Thursday, March 20, 2008

A Tale of Two Cities

The following was just submitted to the Vancouver Sun:

I was back home in Vancouver but one day when I was vividly (and sadly) reminded that my month long vacation in Honolulu was over. I'm not referring to the dramatic change in weather, but rather the drastic "climate" change on the streets.

First, let's look at an overview of the two cities:

Honolulu
Population: 377,000
Area: 272 sq. km

Vancouver
Population: 612,000
Area: 115 sq. km

Metro Honolulu
Population: 910,000
Area: 5,509 sq. km

Metro Vancouver
Population: 2,117,000
Area: 2,877 sq. km

One fact that's not well illustrated in these statistics is that there are over 4 Million tourists visiting Honolulu every year, most of them packed into the relatively small area of Waikiki (think English Bay to the Burrard Street Bridge, Davie to the waterfront). Such a large number of visitors can expose a community to major problems.

Both communities are plagued with homelessness and drug addiction. A friend of mine in Honolulu, a retired police captain, described just how rampant crystal meth addiction is there. So make no mistake, Honolulu has definite problems just like Vancouver does.

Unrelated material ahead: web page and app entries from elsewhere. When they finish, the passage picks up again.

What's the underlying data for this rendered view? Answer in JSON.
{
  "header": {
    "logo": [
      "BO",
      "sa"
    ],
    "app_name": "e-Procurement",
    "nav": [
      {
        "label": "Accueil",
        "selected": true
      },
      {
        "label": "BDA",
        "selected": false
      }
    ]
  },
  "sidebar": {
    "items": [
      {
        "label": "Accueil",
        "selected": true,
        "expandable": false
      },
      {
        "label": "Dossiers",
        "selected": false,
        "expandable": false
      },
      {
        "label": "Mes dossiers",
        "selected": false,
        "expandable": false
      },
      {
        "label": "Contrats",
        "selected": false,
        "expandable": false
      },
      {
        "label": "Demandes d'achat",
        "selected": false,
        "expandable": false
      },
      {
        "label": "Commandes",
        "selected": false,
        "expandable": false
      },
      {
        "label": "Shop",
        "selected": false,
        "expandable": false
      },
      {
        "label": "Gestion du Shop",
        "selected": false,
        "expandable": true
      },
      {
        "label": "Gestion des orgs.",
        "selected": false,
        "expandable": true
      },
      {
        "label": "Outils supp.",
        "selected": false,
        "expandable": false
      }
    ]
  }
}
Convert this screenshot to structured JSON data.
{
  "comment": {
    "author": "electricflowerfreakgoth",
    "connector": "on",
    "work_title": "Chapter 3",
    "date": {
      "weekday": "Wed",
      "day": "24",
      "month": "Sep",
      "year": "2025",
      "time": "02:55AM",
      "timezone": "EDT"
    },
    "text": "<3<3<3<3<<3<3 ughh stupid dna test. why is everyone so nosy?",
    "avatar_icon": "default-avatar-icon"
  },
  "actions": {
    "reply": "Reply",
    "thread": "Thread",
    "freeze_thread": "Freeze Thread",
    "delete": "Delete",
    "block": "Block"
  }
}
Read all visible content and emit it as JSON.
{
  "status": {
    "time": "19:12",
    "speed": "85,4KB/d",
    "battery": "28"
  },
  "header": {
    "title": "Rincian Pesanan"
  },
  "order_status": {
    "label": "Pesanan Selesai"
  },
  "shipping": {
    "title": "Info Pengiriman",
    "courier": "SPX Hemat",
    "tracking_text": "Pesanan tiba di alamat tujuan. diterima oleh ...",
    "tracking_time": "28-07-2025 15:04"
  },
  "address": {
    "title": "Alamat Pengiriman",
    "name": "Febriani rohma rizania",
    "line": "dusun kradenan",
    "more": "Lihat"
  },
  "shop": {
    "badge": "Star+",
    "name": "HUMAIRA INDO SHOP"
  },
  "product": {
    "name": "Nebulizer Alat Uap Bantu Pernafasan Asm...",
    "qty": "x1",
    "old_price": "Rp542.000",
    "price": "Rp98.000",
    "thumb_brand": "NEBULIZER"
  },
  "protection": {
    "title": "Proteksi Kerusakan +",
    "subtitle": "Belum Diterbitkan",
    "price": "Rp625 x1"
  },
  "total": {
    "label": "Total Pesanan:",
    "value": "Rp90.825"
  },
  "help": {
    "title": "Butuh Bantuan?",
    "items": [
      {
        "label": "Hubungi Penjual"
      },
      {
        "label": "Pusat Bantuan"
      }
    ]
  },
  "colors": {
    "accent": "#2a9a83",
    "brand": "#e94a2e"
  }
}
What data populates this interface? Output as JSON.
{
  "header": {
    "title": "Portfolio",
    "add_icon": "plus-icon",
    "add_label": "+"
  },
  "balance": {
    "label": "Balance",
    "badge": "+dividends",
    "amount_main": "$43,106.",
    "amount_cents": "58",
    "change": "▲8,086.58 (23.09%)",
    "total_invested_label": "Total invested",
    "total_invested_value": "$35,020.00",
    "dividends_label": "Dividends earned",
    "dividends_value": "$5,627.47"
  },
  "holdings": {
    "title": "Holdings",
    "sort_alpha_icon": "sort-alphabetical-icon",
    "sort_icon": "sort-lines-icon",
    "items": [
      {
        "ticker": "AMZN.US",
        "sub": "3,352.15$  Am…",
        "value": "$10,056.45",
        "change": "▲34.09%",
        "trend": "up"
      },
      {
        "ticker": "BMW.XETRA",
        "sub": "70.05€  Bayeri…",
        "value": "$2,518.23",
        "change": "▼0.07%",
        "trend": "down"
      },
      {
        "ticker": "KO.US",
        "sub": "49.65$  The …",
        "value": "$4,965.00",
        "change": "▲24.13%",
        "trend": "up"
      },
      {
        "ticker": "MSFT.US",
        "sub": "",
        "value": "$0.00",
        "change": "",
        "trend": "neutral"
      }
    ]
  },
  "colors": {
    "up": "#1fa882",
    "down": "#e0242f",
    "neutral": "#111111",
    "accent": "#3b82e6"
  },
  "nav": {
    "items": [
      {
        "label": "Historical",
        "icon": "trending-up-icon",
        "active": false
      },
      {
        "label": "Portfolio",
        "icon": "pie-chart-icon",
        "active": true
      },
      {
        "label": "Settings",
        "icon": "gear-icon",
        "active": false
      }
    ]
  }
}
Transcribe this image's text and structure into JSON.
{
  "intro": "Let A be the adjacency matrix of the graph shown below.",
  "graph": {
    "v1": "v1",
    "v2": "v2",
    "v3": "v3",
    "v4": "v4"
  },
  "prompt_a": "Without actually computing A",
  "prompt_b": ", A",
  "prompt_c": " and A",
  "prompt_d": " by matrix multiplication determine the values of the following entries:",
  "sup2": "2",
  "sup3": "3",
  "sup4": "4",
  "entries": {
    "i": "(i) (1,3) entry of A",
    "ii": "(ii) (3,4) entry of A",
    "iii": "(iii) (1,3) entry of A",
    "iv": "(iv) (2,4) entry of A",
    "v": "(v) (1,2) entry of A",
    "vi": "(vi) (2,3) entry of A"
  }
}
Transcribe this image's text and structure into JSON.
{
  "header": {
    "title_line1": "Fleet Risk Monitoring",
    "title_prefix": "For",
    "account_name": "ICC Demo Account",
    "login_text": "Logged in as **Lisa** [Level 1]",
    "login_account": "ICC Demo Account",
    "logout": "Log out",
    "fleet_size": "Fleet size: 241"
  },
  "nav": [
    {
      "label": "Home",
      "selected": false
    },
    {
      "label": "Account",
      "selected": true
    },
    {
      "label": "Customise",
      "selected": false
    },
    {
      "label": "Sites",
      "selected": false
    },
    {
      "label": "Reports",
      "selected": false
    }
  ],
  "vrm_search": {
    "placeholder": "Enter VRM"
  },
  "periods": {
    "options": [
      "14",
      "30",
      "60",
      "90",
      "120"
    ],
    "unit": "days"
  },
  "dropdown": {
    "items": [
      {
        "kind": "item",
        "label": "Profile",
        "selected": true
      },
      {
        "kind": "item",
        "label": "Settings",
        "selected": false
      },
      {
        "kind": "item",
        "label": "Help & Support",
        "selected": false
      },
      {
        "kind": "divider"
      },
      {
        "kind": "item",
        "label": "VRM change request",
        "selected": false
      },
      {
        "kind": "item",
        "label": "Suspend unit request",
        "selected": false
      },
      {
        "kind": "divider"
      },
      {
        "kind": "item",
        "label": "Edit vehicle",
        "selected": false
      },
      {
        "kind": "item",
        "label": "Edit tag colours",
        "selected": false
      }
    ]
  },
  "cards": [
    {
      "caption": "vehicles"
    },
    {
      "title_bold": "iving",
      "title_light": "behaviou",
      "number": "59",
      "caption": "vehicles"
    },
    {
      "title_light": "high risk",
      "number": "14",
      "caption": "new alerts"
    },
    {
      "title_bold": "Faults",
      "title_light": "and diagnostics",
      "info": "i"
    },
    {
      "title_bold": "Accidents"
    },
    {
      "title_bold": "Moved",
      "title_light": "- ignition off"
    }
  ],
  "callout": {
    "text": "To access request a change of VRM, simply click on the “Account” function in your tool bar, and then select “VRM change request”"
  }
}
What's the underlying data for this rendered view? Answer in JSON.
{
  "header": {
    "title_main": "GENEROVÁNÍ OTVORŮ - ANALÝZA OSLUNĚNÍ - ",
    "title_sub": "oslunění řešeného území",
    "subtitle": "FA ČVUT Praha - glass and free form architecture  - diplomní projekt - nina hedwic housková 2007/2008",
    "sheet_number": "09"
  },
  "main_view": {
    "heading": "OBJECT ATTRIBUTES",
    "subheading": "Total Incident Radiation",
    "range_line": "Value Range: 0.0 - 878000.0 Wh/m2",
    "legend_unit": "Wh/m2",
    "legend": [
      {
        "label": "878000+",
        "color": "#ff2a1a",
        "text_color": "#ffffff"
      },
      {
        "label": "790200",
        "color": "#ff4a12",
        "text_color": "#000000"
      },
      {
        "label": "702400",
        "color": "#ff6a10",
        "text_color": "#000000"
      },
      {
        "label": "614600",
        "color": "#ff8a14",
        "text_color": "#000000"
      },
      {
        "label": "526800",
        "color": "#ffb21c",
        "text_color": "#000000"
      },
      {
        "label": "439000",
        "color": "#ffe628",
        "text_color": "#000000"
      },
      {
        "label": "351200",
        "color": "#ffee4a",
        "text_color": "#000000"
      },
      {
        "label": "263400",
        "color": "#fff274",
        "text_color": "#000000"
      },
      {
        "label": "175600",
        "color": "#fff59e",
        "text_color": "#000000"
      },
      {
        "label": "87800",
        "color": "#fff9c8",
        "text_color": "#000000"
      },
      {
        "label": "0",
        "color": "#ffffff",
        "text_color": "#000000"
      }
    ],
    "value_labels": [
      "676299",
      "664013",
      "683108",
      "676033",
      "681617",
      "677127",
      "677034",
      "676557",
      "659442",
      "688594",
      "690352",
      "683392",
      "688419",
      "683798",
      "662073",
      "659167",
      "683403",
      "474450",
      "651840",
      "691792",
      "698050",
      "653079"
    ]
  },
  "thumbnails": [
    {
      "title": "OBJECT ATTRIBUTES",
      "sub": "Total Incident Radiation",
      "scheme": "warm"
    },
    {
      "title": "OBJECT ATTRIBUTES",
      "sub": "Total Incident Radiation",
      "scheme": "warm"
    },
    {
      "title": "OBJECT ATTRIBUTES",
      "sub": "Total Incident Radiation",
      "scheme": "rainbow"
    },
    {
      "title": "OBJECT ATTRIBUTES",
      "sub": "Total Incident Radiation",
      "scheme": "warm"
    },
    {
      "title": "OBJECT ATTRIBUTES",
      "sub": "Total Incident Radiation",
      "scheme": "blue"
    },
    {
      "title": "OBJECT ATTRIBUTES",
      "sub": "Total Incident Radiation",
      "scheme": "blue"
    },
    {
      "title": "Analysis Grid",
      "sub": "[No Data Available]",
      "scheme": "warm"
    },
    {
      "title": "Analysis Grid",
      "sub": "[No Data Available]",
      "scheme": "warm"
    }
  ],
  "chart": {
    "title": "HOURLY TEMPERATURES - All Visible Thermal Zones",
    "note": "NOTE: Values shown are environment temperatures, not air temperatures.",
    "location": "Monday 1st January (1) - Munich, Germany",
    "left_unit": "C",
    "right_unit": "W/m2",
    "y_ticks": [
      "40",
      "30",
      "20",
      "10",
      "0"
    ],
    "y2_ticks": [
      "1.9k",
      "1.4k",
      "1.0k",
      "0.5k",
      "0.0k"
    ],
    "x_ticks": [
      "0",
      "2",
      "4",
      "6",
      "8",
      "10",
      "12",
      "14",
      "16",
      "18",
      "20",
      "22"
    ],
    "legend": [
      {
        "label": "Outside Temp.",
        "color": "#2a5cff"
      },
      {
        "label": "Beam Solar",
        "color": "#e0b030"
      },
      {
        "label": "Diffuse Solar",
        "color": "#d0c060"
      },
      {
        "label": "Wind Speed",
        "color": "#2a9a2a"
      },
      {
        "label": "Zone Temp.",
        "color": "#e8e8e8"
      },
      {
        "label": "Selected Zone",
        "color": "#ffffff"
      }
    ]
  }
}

But there is one big difference, one critically important difference that my 76 year-old mother and I immediately noticed. There are no street people harassing tourists and locals alike! None. Zero. Nada. Returning home to Vancouver and walking along the so-called upscale South Granville area, I was brought back to the reality of having to weave my way through the gauntlet of sad looking souls asking if I could spare some change; 2 or 3 per block seems to be the norm. It did not escape my attention that most of these folks were young men in their 20's and most of their ilk has been engaged in this "profession" for several years.

Back in Hawaii, these same sort of people are there, pushing the shopping carts around, but they do not harass those around them. I suspect that if they did there would be some immediate consequences. Does that last word still exist in Canadian dictionaries?

Here in Vancouver we seem to have a constant barrage of politicians and others telling us that "this is a way of life for a growing city", that we "should feel grateful for what we have and sorry for those asking us for money", and the all purpose pass-the-buck excuse, "there's nothing we can do, you need to complain to the federal government".

The federal politicians (and that means ALL of them) must indeed accept some of the responsibility for the general lack of civility on the streets of Canadian cities. To fully realize just how lax the Canadian Justice System has become, let's look at a case recently in the news in Hawaii. A criminal named Rudy Bernardino was sentenced to 20 years in prison for operating a methamphetamine laboratory out of his apartment. Please reread the last sentence. He received TWENTY years for manufacturing crystal meth (aka poison). Does anyone think an identical crime in Vancouver would get him even 6 months?

As a mere tourist, I don't know all that the Hawaii police and the District Attorney are doing to combat crime but it clearly must be a lot more than is being done here. I would strongly recommend that the Vancouver Sun send a reporter or two over to Honolulu for a few weeks to do a series of special reports, comparing the differences between there and here. I'm sure it would be an eye-opener for all British Columbians!

3 comments:

David Berner said...

Terrific piece, Robert.

I'll put a notice of it on my blog at once.

Good for you.

David

bb62 said...

Excellent post Robert!
Brian

Anonymous said...

Similarly, New York City, once famous for the mayhem on its streets, is now a far more civil and pleasant city than Vancouver (in terms of harassment by street people). On a four-day trip there last fall, I saw three homeless people and was bothered by panhandlers once. In Vancouver, I beat that rate after within a block of my apartment.

I believe that the public perceptions of city residents plays a large part in the aggressiveness of panhandlers. In Vancouver, people have been encouraged (by ineffectual governments seeking to evade their responsibilities by redefining the problem, and by highly effective addict advocacy groups such as DERA, VANDU, the Portland Hotel Society, etc) to feel sorry for the street people, to "help" (that is, enable) them. Vancouverites have bought in to the lie that addiction is a mental illness, that the poor street people are incapable of choosing any other life for themselves, that giving them money somehow helps them.

I see it all the time - beggars working the lineups at nightclubs, beggars claiming to be hungry, beggars hectoring people, following them for blocks. And people, rather than reacting with disgust and disdain, give them money - sometimes from fear (which is well-grounded, given that Vancouver beggars know they can operate with impunity), but usually out of some sense that they should help the poor people. (As if financing a drug habit helps anyone.)

Beggars will stop if people stop giving them money. Vancouver beggars get more numerous and aggressive because it works - because Vancouverites buy into the illogic. New Yorkers (and, I suspect, Hawaiians) do not.